I really enjoy all the music in the film. If I didn’t like a song or it didn’t fit the feel or tone of the rest of the show, it didn’t make it into the final film. My favorite one to perform has to be “Prairie Men” by Nick Santa Maria and Paul Louis. I have never had more fun performing a duet in my life. I got to sing this hysterically funny song and dance ballet at the same time. It doesn’t get better than that for me!
What are some of your personal favorite movie musicals and which ones were you most inspired by when making Still Waiting in the Wings?
My favorite movie musicals are The Music Man, The Sound of Music, Pete’s Dragon, Mary Poppins, and Annie. I think my biggest obsession was the movie Annie, with Aileen Quinn in the title role. I really want to work with Aileen someday, but don’t know if I will be able to stop myself from begging her to sing “Tomorrow.” As a kid, this movie made me WANT to live in an orphanage! In fact, whenever I have to clean the bathroom, I still listen to “It’s a Hard Knock Life.” I think the optimism of the character Annie resonated with me as a kid and still does to this day. The idea that even in the darkest times, tomorrow is a new day gives me hope for the future. A really important message especially in the world we are in right now. I think I carried that spirit and optimism with me through life and it can be seen in my film as well.
An original movie musical is becoming a rarer and rarer art form. Of course there are exceptions, but generally speaking, why do you think so many people are hesitant to make movie musicals that are not based on existing properties and/or songbooks?
I think musicals are a niche market. Even big movie studios would rather make a musical based on a show that already has a build-in fan base to minimize the financial risk. There are so many great long running Broadway musicals that haven’t been brought to the screen, so I don’t think they want to jump at a risky new musical when some popular stage musicals haven’t had a movie adaptation yet. As an independent film maker, musicals become more expensive because of the dance rehearsals, music rehearsals, recording studios, and a much larger cast than a typical independent film. Despite the risk, I think bringing new ideas and new musicals to the screen is so important and I’m thrilled with the hard work of the cast and crew who brought Still Waiting in the Wings to life.
Still Waiting in the Wings has received multiple awards at film festivals across the country.

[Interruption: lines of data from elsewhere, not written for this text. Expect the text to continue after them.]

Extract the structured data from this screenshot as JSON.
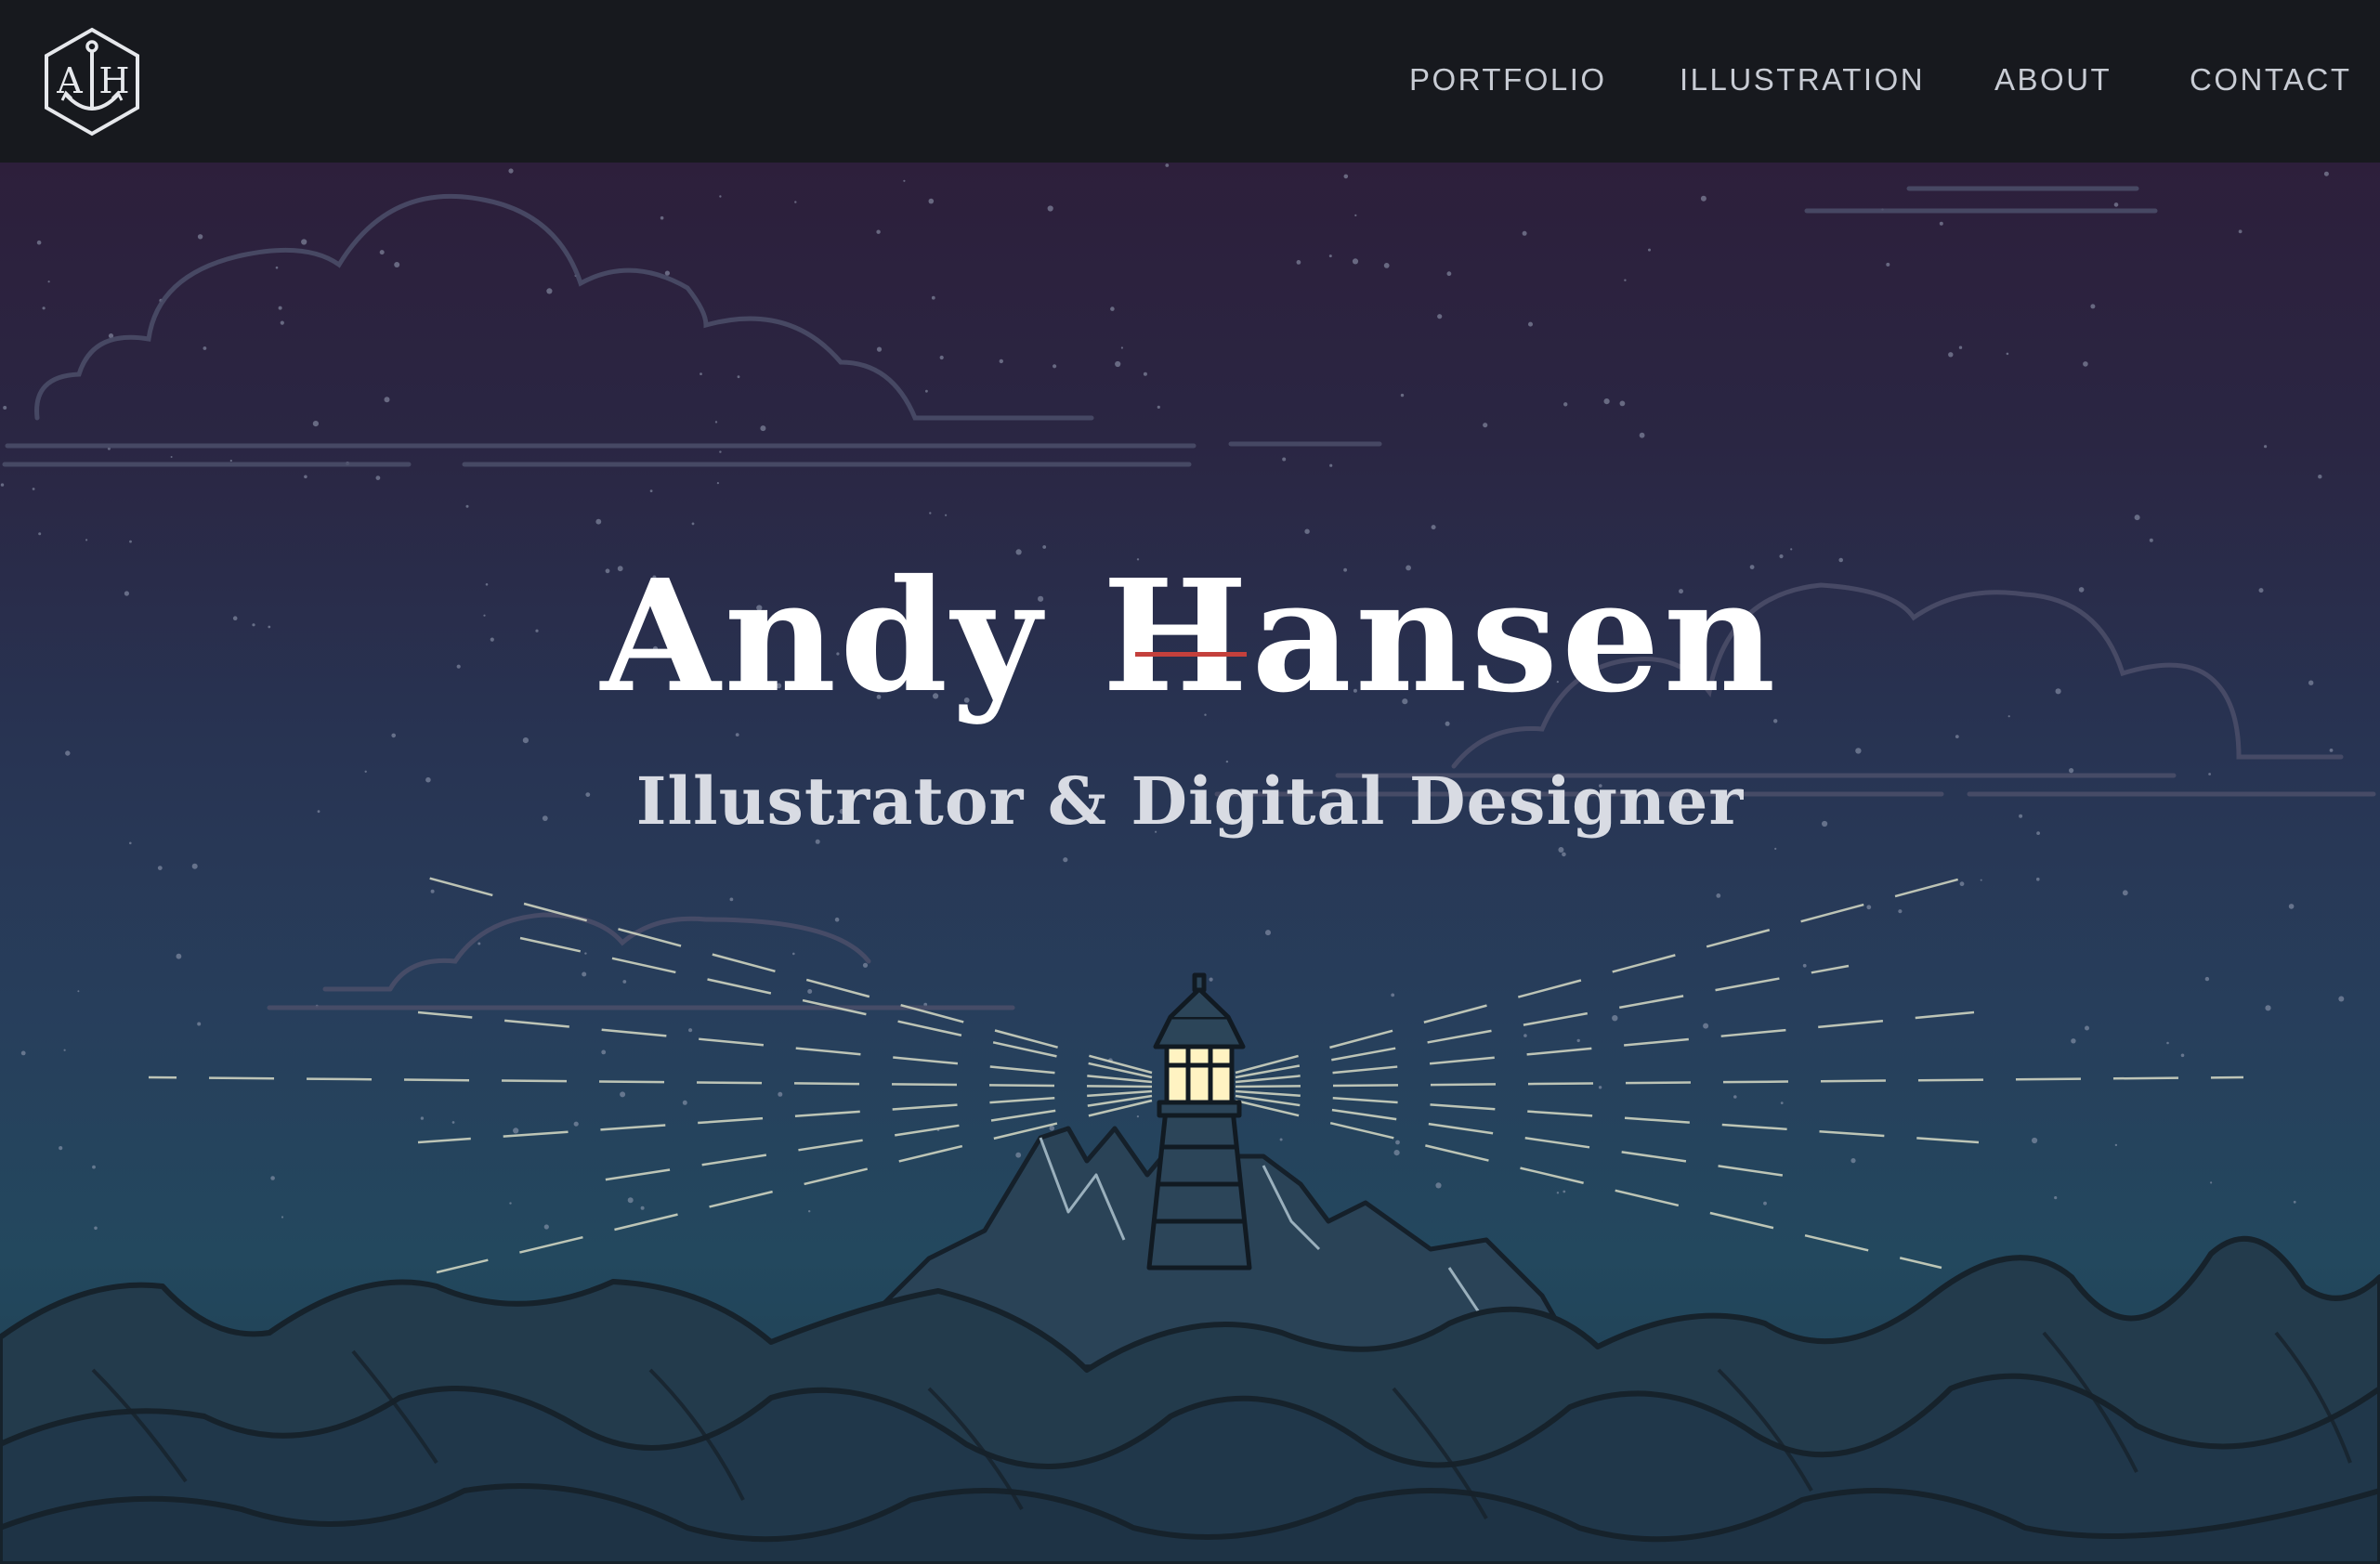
{
  "brand": {
    "logo_monogram": "AH",
    "logo_icon": "anchor-hexagon-icon"
  },
  "nav": {
    "items": [
      {
        "label": "PORTFOLIO"
      },
      {
        "label": "ILLUSTRATION"
      },
      {
        "label": "ABOUT"
      },
      {
        "label": "CONTACT"
      }
    ]
  },
  "hero": {
    "name": "Andy Hansen",
    "tagline": "Illustrator & Digital Designer",
    "illustration": "night-sea-lighthouse-illustration"
  },
  "colors": {
    "navbar_bg": "#17191e",
    "nav_text": "#c8ccd4",
    "accent_rule": "#c4403c",
    "sky_top": "#2d1f3b",
    "sky_bottom": "#23485e",
    "sea": "#22394a",
    "light_beam": "#d9dcc8",
    "lamp_glow": "#fff3c2"
  }
}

What has this recognition meant for you and the rest of the cast and crew?
I think people tend to be hesitant on new movie musicals. With that being said, having festivals around the world screen this film and honor us with awards is an incredible feeling. Winning “Best Feature Film” at festivals has blown us away, but the award that I’m most proud of was when we won “Best Ensemble Cast” because this truly is an ensemble piece.
What are some other films/TV shows/books you recommend for folks who have watched Still Waiting in the Wings and are clamoring for more theater-driven content while at home?
Naturally, I would recommend my original film, Waiting in the Wings: The Musical. I know, shameless plug! Aside from that, I would suggest following Broadway artists on YouTube, watching old Tony Awards, searching for old movie musicals that maybe you haven’t seen, and looking at theater websites as many of them are doing special programing right now. I’ve been doing my homework to keep theater in my life even when I can’t actaully go out to the theater to see musicals.
Thanks so much, Jeffrey! Is there anything else you’d like to add that we didn’t discuss?
Tentatively set for September, we are having the world premiere stage adaptation of my first film, Waiting in the Wings: The Musical in Westminster, California. Following the world premiere, we will start working towards the Off-Broadway run of the show, so my first movie will finally be making it to the stage. You can find out more about upcoming projects, get information on where to purchase/rent the movie, and even learn about the new stage show at our website www.jjspotlightproductions.com.